In cold weather, it is important to layer clothing, especially if you will be sitting still for long periods and therefore not generating much body heat. As the day warms up or when you start moving and your body warms up, you can shed layers as the situation dictates. The bottom layer should wick moisture away from the skin but still retain warmth. The next layer is thicker insulating layer that allows your body to heat the air contained there. The outer layer should provide a barrier to the inner layers from wind and water. It can be of a variety of materials and configurations. Some hunters prefer overalls so there is no open seam at the waist. Others prefer uppers and lowers to make shedding layers easier.
Wearing a jacket or vest, along with a hat in daylight fluorescent hunter orange can be one of the most important choices you make. This color is not found in nature so it stands out from the surroundings, even at long distances. When you see this color when you are hunting it is the signal that another hunter is there. In many states it is required by law to hunt anywhere. In Texas, it is not required, but recommended on private lands, and is required on public lands. Please see the Public Hunting Lands booklet for details and requirements.
See what difference hunter orange can make in identifying other hunters?
If you are hunting in remote or unfamiliar areas, there are a variety of ways to navigate your way.
Topographical maps are very important maps to the hunter. Contour lines reveal changes in elevation, usually in 10 foot intervals. Lines that are close together indicate steep inclines.
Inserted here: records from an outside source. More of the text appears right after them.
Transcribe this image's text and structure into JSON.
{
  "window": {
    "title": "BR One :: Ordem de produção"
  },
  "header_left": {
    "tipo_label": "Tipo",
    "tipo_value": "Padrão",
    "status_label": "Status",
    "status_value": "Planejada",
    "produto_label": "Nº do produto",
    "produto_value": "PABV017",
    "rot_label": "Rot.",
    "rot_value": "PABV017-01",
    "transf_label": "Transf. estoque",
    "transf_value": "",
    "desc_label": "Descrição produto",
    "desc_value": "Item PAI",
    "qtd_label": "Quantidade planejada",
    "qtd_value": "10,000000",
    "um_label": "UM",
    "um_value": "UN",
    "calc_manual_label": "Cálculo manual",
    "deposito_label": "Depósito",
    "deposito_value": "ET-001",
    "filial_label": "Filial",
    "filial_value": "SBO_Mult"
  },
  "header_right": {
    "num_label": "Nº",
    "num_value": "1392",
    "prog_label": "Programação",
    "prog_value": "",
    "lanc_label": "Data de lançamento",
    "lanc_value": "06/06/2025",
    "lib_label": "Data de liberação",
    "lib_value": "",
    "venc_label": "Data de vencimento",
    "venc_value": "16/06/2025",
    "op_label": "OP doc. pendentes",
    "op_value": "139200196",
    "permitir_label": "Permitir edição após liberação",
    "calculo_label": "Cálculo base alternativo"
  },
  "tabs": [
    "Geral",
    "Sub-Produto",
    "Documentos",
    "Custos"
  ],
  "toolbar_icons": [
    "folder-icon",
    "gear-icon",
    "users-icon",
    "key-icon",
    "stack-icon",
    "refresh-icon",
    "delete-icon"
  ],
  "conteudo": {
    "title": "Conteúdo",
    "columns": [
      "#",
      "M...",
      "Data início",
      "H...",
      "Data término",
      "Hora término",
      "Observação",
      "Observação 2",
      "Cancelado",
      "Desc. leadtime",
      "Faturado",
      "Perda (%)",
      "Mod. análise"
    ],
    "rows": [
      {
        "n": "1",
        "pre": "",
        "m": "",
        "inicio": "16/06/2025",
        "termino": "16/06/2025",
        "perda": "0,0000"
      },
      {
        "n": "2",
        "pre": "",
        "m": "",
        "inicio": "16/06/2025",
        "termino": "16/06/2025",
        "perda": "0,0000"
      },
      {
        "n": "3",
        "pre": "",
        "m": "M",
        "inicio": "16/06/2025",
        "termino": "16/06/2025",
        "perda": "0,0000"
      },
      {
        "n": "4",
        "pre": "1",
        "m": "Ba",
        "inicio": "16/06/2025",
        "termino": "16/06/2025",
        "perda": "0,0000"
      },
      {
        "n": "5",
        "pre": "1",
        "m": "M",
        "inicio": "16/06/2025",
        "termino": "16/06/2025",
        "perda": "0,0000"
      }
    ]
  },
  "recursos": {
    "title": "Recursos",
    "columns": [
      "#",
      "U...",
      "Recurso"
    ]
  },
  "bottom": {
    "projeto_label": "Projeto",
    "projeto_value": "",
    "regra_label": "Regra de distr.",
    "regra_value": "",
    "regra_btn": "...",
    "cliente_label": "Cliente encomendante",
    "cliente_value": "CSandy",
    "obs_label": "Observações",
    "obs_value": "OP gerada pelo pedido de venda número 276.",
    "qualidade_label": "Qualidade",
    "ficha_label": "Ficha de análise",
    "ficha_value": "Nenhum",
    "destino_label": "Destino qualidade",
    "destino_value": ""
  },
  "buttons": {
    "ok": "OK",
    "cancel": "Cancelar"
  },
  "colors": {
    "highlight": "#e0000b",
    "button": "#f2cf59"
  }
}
At the bottom of the map is a legend that indicates the location of magnetic north. Setting a compass to the declination noted there will allow you to travel along a true directional course.
Global Positioning Systems receive information from satellites to precisely calculate your position. These readings can be taken at any time of day and under any weather condition. They are electronic so you will need fully charged batteries and it would be wise to carry fresh back-ups. There are Apps for cell phones that have rural topographical maps and GPS capabilities but these can be limited by reception.